On Friday this week the year’s homicide rate jumped to 53, surpassing that of 2011 by one. An unidentified, masked male was discovered in San de Fay and transported to Victoria Hospital. His death was suspected to be linked to a reported robbery on Thursday, November 16, 2017, in which two masked men fled the scene of the crime in Sarrot.
Once again a campaign promise was proving to be the usual hot air. “Has Kenny Anthony made Saint Lucia safer? He has not but we will,” was how Allen Chastanet had put it before his election. As for the 2011 homicide rate, the police and nearly everyone else blamed it on guns in the hands of warring gangs. Again not much has changed: the police recently stated that the most of the homicides were casualties of an on-going gang war.
This week I called on the Minister for Justice and National Security, Hermangild Francis, perchance to learn how the government planned to stop the bloodletting that started in 1998 and led to Operation Restore Peace, followed in 2010 by Operation Restore Confidence (ORC); that, according to opposition leader Kenny Anthony, left dead a number of citizens “deemed to be criminals”, drawing the attention of the US State Department with its subsequent suspension of assistance under the Leahy Law arrangements.
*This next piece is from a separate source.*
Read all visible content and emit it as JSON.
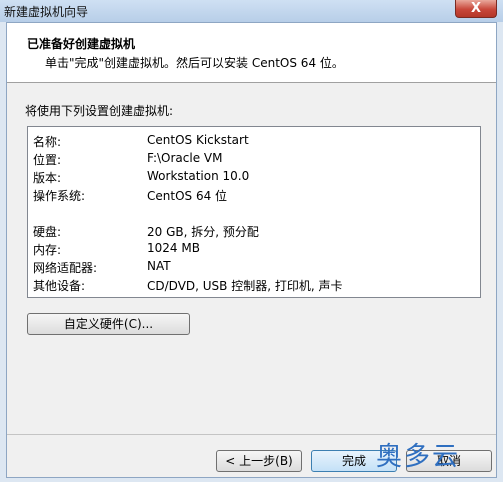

As I write, close to seven years after ORC, the suspension remains in place: Saint Lucia is still denied the training and the millions of dollars it once received from the US government.
That being said, most Saint Lucian crime victims, especially relatives and friends of the victims of gun violence, remember that only following the suspicious demise of the citizens “deemed to be criminals” was there was a semblance of peace. And just as in 1998 and 2010, cries are being made for another dose of the medicine that apparently had proved so potent – the fallout notwithstanding.
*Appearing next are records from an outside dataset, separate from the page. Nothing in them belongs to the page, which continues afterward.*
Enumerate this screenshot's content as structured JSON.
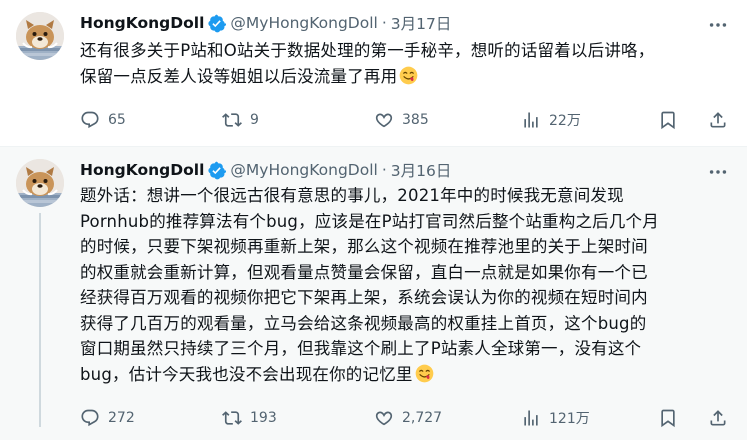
{
  "tweets": [
    {
      "author": {
        "name": "HongKongDoll",
        "handle": "@MyHongKongDoll",
        "verified": true
      },
      "separator": "·",
      "date": "3月17日",
      "text_lines": [
        "还有很多关于P站和O站关于数据处理的第一手秘辛，想听的话留着以后讲咯，",
        "保留一点反差人设等姐姐以后没流量了再用"
      ],
      "stats": {
        "replies": "65",
        "retweets": "9",
        "likes": "385",
        "views": "22万"
      }
    },
    {
      "author": {
        "name": "HongKongDoll",
        "handle": "@MyHongKongDoll",
        "verified": true
      },
      "separator": "·",
      "date": "3月16日",
      "text_lines": [
        "题外话：想讲一个很远古很有意思的事儿，2021年中的时候我无意间发现",
        "Pornhub的推荐算法有个bug，应该是在P站打官司然后整个站重构之后几个月",
        "的时候，只要下架视频再重新上架，那么这个视频在推荐池里的关于上架时间",
        "的权重就会重新计算，但观看量点赞量会保留，直白一点就是如果你有一个已",
        "经获得百万观看的视频你把它下架再上架，系统会误认为你的视频在短时间内",
        "获得了几百万的观看量，立马会给这条视频最高的权重挂上首页，这个bug的",
        "窗口期虽然只持续了三个月，但我靠这个刷上了P站素人全球第一，没有这个",
        "bug，估计今天我也没不会出现在你的记忆里"
      ],
      "stats": {
        "replies": "272",
        "retweets": "193",
        "likes": "2,727",
        "views": "121万"
      }
    }
  ],
  "icons": {
    "verified": "verified-badge-icon",
    "more": "more-dots-icon",
    "reply": "reply-bubble-icon",
    "retweet": "retweet-arrows-icon",
    "like": "heart-icon",
    "views": "views-bars-icon",
    "bookmark": "bookmark-icon",
    "share": "share-upload-icon",
    "emoji": "face-savoring-food-emoji"
  },
  "colors": {
    "accent": "#1d9bf0",
    "muted": "#536471",
    "text": "#0f1419",
    "thread_bg": "#f7f9f9"
  }
}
This week Mr. Francis echoed his police: “All the murders, if you go through them, you’ll see [most] of them are drug-related – gangs fighting gangs. There have been a few domestic incidents but at least 75% of the murders are definitely drug-related.”
He added that drugs were coming from Venezuela. “The people from Barbados at the Regional Security System track the boats and they tell us they are coming. Last year, about 50 came to Saint Lucia; 30 were successful.”
Despite that the minister believes Operation Restore Confidence was “the best thing that happened to Saint Lucia” it is not for him to ask Police Commissioner Severin Monchery to undertake a similar operation in 2017. “It’s up to the commissioner in his deliberations with his men. I can advise him, and tell him to increase his patrols in particular places, but anything more will be up to him.”
The minister’s words reminded me of a pre-IMPACS statement by Kenny Anthony: “The Commissioner of Police is to take ultimate responsibility for the unlawful killings and must be made to account as to why these killings continued unabated . . .” He also publicly read from the IMPACS report that accused the then commissioner of “willful blindness”.
This week Francis admitted to this reporter: “This IMPACS thing is having serious impact on us. His men say to the police commissioner, ‘We want to go and do certain things but if we do that [people will say things].’ There are at least two specialist police officers who are superb at what they do. If it weren’t for one of them who is doing surveillance and intelligence, our homicide rate would by now have been about 70. He has managed to stop several gang wars.”
Francis claimed, “There are paid hit men in our midst.” He said that in the early months after his government took office, attempts were made to have the United States lift its suspension of assistance to our police but: “They won’t budge. The US ambassador saw for herself the efforts we’ve made, boosting up the DPP’s office and so on, and she said it was a pity our relationship with the US had been badly affected five years ago by circumstances related to IMPACS and the then government. Saint Lucia has been America’s best ally in the Caribbean. She said straight out that her hands are tied by the Leahy Law that demands a credible prosecution of the IMPACS report initiated by the previous government.”
The minister added that it’s the DPP’s call. If he does not think there is a prosecutable case, the government will have no choice but to support his decision. “It’s our law. In the meantime, however, there are the various ways open to the US government to punish us in the name of human rights. The whole thing has been badly handled and we are doing our best to come to a workable legal solution.”
It’s not all bad news. Mr. Francis claims, “About 60% of the homicides for the year have been dealt with. By December 31 the police force will have seventeen new vehicles.” Meanwhile the marine unit returns to top gear, following some $500,000 of investments in equipment. The city police have also been doing a commendable job protecting visitors to Castries as well as citizens going about their normal business. Mr. Francis says he has put several new related requests before Cabinet for consideration.
Then there’s the crime symposium scheduled for next week. Another is planned for the south of the island at a later date. According to Francis, the plan is to listen to whatever ideas the sixty or so invited stakeholders will propose in the fight against crime. The information will be analysed realistically and then submitted to government for consideration and possible implementation. It seems like we’ve heard that song before, but our safety depends on it!